DIRECTIONS
All entries are to be reproduced exactly; the pictures are to be omitted.

INPUT MATERIAL below:

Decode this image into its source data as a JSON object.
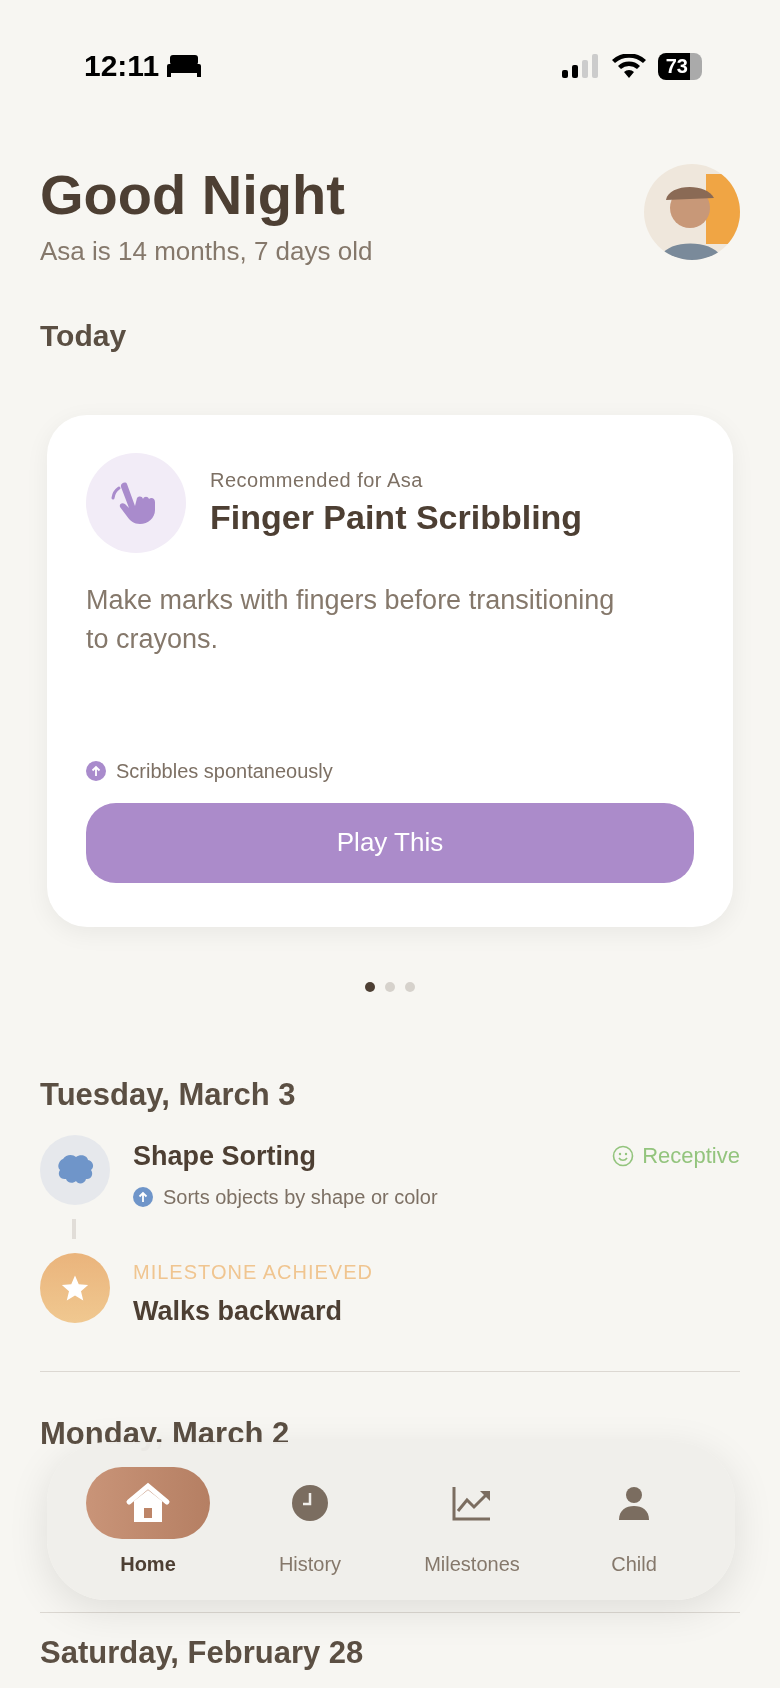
{
  "status_bar": {
    "time": "12:11",
    "battery": "73"
  },
  "header": {
    "greeting": "Good Night",
    "subtitle": "Asa is 14 months, 7 days old"
  },
  "today": {
    "heading": "Today",
    "card": {
      "eyebrow": "Recommended for Asa",
      "title": "Finger Paint Scribbling",
      "description": "Make marks with fingers before transitioning to crayons.",
      "skill": "Scribbles spontaneously",
      "button": "Play This"
    },
    "pager": [
      {
        "selected": true
      },
      {
        "selected": false
      },
      {
        "selected": false
      }
    ]
  },
  "days": [
    {
      "heading": "Tuesday, March 3",
      "entries": [
        {
          "kind": "activity",
          "title": "Shape Sorting",
          "skill": "Sorts objects by shape or color",
          "response": "Receptive"
        },
        {
          "kind": "milestone",
          "label": "MILESTONE ACHIEVED",
          "title": "Walks backward"
        }
      ]
    },
    {
      "heading": "Monday, March 2"
    },
    {
      "heading": "Saturday, February 28"
    }
  ],
  "tab_bar": [
    {
      "label": "Home",
      "selected": true
    },
    {
      "label": "History",
      "selected": false
    },
    {
      "label": "Milestones",
      "selected": false
    },
    {
      "label": "Child",
      "selected": false
    }
  ]
}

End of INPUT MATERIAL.

RESPONSE
Decode this image into its source data as a JSON object.
{
  "status_bar": {
    "time": "12:11",
    "battery": "73"
  },
  "header": {
    "greeting": "Good Night",
    "subtitle": "Asa is 14 months, 7 days old"
  },
  "today": {
    "heading": "Today",
    "card": {
      "eyebrow": "Recommended for Asa",
      "title": "Finger Paint Scribbling",
      "description": "Make marks with fingers before transitioning to crayons.",
      "skill": "Scribbles spontaneously",
      "button": "Play This"
    },
    "pager": [
      {
        "selected": true
      },
      {
        "selected": false
      },
      {
        "selected": false
      }
    ]
  },
  "days": [
    {
      "heading": "Tuesday, March 3",
      "entries": [
        {
          "kind": "activity",
          "title": "Shape Sorting",
          "skill": "Sorts objects by shape or color",
          "response": "Receptive"
        },
        {
          "kind": "milestone",
          "label": "MILESTONE ACHIEVED",
          "title": "Walks backward"
        }
      ]
    },
    {
      "heading": "Monday, March 2"
    },
    {
      "heading": "Saturday, February 28"
    }
  ],
  "tab_bar": [
    {
      "label": "Home",
      "selected": true
    },
    {
      "label": "History",
      "selected": false
    },
    {
      "label": "Milestones",
      "selected": false
    },
    {
      "label": "Child",
      "selected": false
    }
  ]
}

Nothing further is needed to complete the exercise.